Dutch car ‘Nuna 9’, the futuristic family car which reportedly uses the sun as power and also supplies energy back to the grid was hailed as the future recently at the World Solar Challenge.
The groundbreaking bi-annual contest that first ran in 1987 began in Darwin a week ago with around 41 vehicles. The trip that ran through the heart of Australia to Adelaide set off on a 3,000-kilometre (1,860-mile) journey.
It was reported that the Dutch car ‘Nuna 9’ won the race for the third-straight time by crossing the finish line after travelling at an average speed of 81.2 km/h (55.5 mph).
The car competed in the Challenger class, featuring slick, single seat aerodynamic vehicles that were built for total energy efficiency and sustained endurance. To bridge the gap between high-end technology and driving practicality every day, a Cruiser class was introduced.

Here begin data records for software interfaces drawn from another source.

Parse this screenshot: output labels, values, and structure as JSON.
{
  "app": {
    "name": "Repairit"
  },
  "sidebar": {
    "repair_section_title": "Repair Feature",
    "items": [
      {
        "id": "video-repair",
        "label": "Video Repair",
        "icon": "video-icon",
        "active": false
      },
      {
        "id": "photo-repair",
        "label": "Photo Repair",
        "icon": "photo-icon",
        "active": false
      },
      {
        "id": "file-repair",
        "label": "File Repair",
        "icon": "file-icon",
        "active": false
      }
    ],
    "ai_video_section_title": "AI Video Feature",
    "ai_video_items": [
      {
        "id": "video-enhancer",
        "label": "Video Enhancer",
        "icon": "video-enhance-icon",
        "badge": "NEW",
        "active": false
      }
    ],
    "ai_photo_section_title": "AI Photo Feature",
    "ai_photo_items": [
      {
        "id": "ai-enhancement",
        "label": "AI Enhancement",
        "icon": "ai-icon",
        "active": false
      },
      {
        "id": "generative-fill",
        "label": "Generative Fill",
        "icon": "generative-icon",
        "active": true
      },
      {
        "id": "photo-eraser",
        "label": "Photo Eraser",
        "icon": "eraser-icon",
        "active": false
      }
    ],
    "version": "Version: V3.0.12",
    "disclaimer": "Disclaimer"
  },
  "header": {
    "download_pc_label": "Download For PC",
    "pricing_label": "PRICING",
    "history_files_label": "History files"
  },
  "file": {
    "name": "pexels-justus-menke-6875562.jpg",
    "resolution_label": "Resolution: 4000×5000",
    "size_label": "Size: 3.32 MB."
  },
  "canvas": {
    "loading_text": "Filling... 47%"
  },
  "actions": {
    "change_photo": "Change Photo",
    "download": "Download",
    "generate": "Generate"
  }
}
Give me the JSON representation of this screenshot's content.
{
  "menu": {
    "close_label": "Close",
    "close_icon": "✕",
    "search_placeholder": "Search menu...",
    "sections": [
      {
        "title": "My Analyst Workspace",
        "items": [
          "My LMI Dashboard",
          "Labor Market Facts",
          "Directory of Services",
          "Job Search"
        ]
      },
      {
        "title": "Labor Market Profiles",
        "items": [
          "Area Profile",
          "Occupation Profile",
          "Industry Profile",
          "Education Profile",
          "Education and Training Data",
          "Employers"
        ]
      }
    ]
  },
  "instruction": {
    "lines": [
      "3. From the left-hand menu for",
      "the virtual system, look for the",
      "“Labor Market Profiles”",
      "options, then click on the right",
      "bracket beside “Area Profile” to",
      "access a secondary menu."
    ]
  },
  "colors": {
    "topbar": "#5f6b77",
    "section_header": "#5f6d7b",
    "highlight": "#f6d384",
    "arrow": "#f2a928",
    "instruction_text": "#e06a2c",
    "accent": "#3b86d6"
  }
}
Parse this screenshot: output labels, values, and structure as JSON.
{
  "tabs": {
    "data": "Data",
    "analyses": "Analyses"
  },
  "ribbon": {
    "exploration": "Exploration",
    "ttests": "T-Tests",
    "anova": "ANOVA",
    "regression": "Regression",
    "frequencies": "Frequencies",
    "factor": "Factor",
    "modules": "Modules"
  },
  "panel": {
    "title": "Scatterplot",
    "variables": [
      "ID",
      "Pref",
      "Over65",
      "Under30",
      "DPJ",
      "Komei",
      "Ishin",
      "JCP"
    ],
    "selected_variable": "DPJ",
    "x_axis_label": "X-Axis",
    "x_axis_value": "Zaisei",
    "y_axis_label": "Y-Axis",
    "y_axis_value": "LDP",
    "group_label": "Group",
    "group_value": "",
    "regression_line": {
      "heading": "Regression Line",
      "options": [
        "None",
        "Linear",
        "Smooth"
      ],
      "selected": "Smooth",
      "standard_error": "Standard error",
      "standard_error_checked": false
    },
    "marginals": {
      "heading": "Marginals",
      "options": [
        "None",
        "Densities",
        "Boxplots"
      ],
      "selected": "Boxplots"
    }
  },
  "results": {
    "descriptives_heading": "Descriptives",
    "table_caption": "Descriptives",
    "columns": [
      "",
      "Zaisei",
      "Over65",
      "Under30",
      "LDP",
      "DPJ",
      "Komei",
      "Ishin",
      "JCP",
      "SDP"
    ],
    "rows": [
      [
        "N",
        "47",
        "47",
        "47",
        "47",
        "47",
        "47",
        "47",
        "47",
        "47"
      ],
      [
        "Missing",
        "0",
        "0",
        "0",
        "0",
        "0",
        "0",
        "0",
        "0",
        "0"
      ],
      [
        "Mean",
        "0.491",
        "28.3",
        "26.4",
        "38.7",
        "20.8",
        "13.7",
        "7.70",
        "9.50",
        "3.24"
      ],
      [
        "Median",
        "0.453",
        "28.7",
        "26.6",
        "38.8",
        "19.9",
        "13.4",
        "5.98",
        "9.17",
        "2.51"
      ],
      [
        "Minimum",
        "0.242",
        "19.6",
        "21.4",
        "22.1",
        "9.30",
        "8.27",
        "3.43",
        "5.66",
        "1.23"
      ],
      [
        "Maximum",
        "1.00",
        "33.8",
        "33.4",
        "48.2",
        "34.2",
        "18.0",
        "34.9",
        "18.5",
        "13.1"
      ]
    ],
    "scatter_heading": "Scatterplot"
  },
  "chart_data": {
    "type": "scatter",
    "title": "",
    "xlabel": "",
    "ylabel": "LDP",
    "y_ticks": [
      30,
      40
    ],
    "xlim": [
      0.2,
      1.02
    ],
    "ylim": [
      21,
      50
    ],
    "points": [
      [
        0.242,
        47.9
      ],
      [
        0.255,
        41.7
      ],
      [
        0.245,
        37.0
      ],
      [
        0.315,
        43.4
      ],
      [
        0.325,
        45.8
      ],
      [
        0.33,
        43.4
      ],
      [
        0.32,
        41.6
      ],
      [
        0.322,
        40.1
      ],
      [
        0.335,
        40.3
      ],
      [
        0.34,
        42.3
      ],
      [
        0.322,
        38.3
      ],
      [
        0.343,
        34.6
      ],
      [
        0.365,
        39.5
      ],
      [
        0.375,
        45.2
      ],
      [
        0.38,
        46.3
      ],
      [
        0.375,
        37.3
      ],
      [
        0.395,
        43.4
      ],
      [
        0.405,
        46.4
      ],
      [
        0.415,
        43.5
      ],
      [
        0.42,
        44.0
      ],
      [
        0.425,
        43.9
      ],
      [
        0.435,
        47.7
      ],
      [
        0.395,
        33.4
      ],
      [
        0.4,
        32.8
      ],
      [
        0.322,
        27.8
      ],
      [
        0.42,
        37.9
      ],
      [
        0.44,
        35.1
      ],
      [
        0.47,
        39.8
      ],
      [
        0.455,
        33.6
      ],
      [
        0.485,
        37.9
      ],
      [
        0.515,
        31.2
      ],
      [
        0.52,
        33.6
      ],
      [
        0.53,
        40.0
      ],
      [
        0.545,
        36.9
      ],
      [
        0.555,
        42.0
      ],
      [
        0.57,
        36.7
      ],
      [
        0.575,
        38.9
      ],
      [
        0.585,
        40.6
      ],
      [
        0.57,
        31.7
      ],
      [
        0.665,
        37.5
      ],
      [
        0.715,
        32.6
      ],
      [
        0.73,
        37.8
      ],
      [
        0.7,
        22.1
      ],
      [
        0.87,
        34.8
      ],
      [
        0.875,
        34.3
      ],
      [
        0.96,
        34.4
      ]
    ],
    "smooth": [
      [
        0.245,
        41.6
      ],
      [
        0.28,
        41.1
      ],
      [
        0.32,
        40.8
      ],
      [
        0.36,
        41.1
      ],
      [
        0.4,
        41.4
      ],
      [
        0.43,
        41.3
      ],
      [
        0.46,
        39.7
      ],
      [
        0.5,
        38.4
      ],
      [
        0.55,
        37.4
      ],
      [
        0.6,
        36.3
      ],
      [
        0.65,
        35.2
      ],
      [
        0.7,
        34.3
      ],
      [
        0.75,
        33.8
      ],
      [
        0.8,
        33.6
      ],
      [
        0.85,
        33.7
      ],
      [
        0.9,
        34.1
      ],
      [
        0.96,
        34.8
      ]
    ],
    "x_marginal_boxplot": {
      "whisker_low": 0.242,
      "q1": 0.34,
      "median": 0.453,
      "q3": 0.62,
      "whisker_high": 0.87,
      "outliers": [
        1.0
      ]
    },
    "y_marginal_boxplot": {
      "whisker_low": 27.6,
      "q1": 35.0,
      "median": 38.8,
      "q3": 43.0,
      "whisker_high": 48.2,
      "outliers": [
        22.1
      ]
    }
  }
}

The first to arrive was reportedly HS Bochum, the German team, with its chic four-seater classic coupe. Meanwhile, Dutch team, Eindhoven, was awarded as the overall champion based on factors like design, energy efficiency, innovation, and practicality. Chris Selwood, the event director, stated that their family car ‘Stella Vie’, which carried five people at an average speed of 69 km/h, was a practical demonstration of what the future might look like.
Selwood added that these incredible solar cars had been designed with the commercial market in mind and had all the features that you would expect in a family, sporting or luxury car. The future of solar electric vehicles would involve cars being parked at home where it can be charged and also have the capability of supplying energy back to the grid.